Can’t believe it’s been a week since the last 6 on Saturday but what a week! Some of you lucky people had snow while down here all we had was rain and well a few flakes of snow and then more rain and then frost, lots of frost but that said I like a good frost. But it has well and truly marked the main start of winter and this is does make finding 6 things on Saturday a little harder to find. But like anything the harder you look the more you shall find!
1) Pittosporum ‘Tom Thumb’ I love pittosporums one of my favourite evergreen shrubs, this form is slow growing form and makes a great plant of winter interest
2) Rudbeckia seed heads just turn this stunning black colour after they have finished flowering, just how stunning it this !
3) nature is wonderful isn’t, this crumbling section of wall is being dripped on from a leaking gully above had led this brilliant spot for mosses and ferns to thrive, harts tongue fern and maiden hair spleenwort are just two that have made home here
4) The common snowberry, Symphoricarpus alba to give it’s real name and to be honest I do not like this plant at all, it’s a bit spreading, gets everywhere but just look at the berries, like winter pearls!
5) Pampas grasses are such big plants that do need a bit of space to really work, indeed some of the best planting’s I have seen were planted on a roundabout, looked beautiful as does this clump in the early evening light, I love the large plumes of them, catching the first rays of sunshine or the last few moments before darkness appears
6) ok will be a bit cheeky this week and feature a job I have done another blog on, cutting back the old leaves on Hellebores but it’s a prefect job to do this week so take a look and see how easy it is. It can be found here
I hope you enjoyed my 6 on Saturday from My clients gardens. If you did please checkout other people’s 6 on the memes founder website https://thepropagatorblog.wordpress.com/ I love seeing other people’s plants and what’s happening in their gardens. Why not give it ago yourself next week and give me a shout so I can take a look
Until next week, have fun in the garden
12 Comments Add yours
Gorgeous Pittosporum !! I don’t have any in my garden but since seen the one with this color, it will be in my wish list!
It’s quite a stunner Fred the new foliage is bright green when it first comes out
Love that pittosporum, great colour!
That’s a fine Pittosporum; I’m jealous. Mine did not thrive and was a casualty of my early autumn dig-out this year; it was, I think, a Nanum – green foliage didn’t really stand out. I’m now tempted to introduce Tom in it’s place for the purple colour. I have a dwarf Pampas in the front garden; seems this is a sign that the occupant(s) of the house are “swingers”. That discovery may mean it’ll be going too!
Haha it is indeed good for the back garden not good for the front unless you are into that lifestyle😉 it’s a great form, grown it in a wide range of soils always done good

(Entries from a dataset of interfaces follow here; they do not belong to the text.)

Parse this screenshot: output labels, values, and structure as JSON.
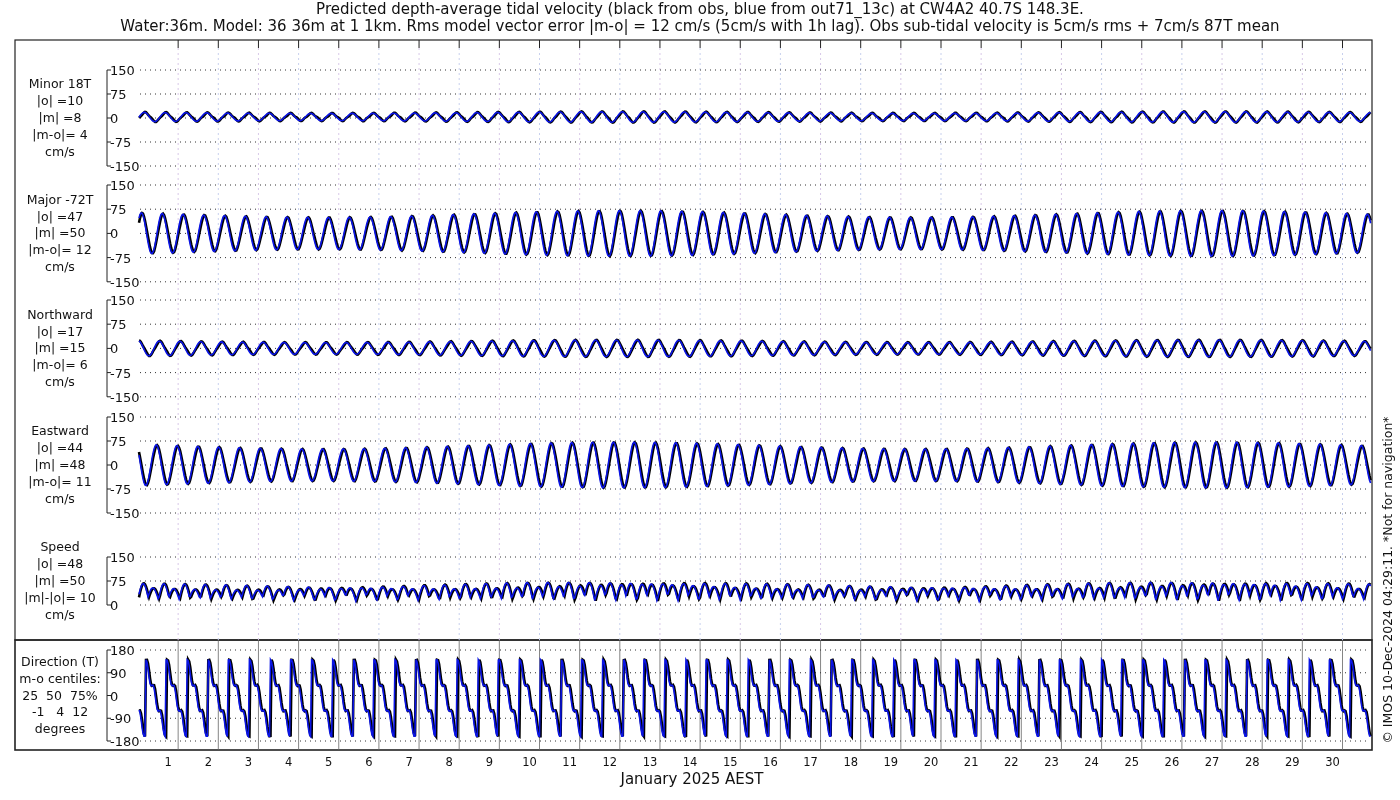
{
  "title_lines": [
    "Predicted depth-average tidal velocity (black from obs, blue from out71_13c) at CW4A2 40.7S 148.3E.",
    "Water:36m. Model: 36 36m at 1 1km. Rms model vector error |m-o| = 12 cm/s (5cm/s with 1h lag). Obs sub-tidal velocity is 5cm/s rms + 7cm/s 87T mean"
  ],
  "panels": [
    {
      "kind": "velocity",
      "label_lines": [
        "Minor 18T",
        "|o| =10",
        "|m| =8",
        "|m-o|= 4",
        "cm/s"
      ],
      "yticks": [
        "150",
        "75",
        "0",
        "-75",
        "-150"
      ]
    },
    {
      "kind": "velocity",
      "label_lines": [
        "Major -72T",
        "|o| =47",
        "|m| =50",
        "|m-o|= 12",
        "cm/s"
      ],
      "yticks": [
        "150",
        "75",
        "0",
        "-75",
        "-150"
      ]
    },
    {
      "kind": "velocity",
      "label_lines": [
        "Northward",
        "|o| =17",
        "|m| =15",
        "|m-o|= 6",
        "cm/s"
      ],
      "yticks": [
        "150",
        "75",
        "0",
        "-75",
        "-150"
      ]
    },
    {
      "kind": "velocity",
      "label_lines": [
        "Eastward",
        "|o| =44",
        "|m| =48",
        "|m-o|= 11",
        "cm/s"
      ],
      "yticks": [
        "150",
        "75",
        "0",
        "-75",
        "-150"
      ]
    },
    {
      "kind": "speed",
      "label_lines": [
        "Speed",
        "|o| =48",
        "|m| =50",
        "|m|-|o|= 10",
        "cm/s"
      ],
      "yticks": [
        "150",
        "75",
        "0"
      ]
    },
    {
      "kind": "direction",
      "label_lines": [
        "Direction (T)",
        "m-o centiles:",
        "25  50  75%",
        "-1   4  12",
        "degrees"
      ],
      "yticks": [
        "180",
        "90",
        "0",
        "-90",
        "-180"
      ]
    }
  ],
  "x_axis": {
    "days": [
      "1",
      "2",
      "3",
      "4",
      "5",
      "6",
      "7",
      "8",
      "9",
      "10",
      "11",
      "12",
      "13",
      "14",
      "15",
      "16",
      "17",
      "18",
      "19",
      "20",
      "21",
      "22",
      "23",
      "24",
      "25",
      "26",
      "27",
      "28",
      "29",
      "30"
    ],
    "label": "January 2025 AEST"
  },
  "side_note": "© IMOS 10-Dec-2024 04:29:11. *Not for navigation*"
}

Like the others, your pittsoporum wowed me. Looks so good w/that brickwork. The first time I saw snowberry, I was smitten but my neighbour said it’d soon make me hate it. A true thug, but quite a fetching one, to be sure. Never noticed my Rude Becky’s seed head.
An excuse not to dead head next year – thanks! As always, your photos are fantastic.
I wold not have guessed that you had snowberries there. It looks just like our native snowberry, although there is not much more than the berries to see. It always seems funny to me that is gets planted into gardens when it just gets cut out with the rest of the brush here. My colleague down south has one in his garden, but it is a fancier garden variety. Pampas grass is an exotic that we really try to get rid of as soon as it shows up. Our is the Cortaderia jubata, which has long floppy leaves and thinner tan flowers.
I’m still waiting to be sure the Hellebores in my garden are going to flower before doing the tidy up chop – I’m afraid I’ll lose them if I don’t.
Should be ok if they are a couple of years old 👍
Love the photo of the Pampas grass! I’d like to do more with grasses, but I don’t quite understand how to work them in; seems like they need their own beds?
They can be a bit tricky to work in it’s just finding the right grasses that fit in with your ideas, worth looking at the stipas like s.tennuimissa (can be labelled as nassella) some of the Miscanthus work in well as do some of the sedges like carex evergold, often the members of the daisy family can work well mixed in with grasses. Well worth getting Lucius Neil’s book on designing with grasses, some great ideas in there
Thank you for the advice, much appreciated!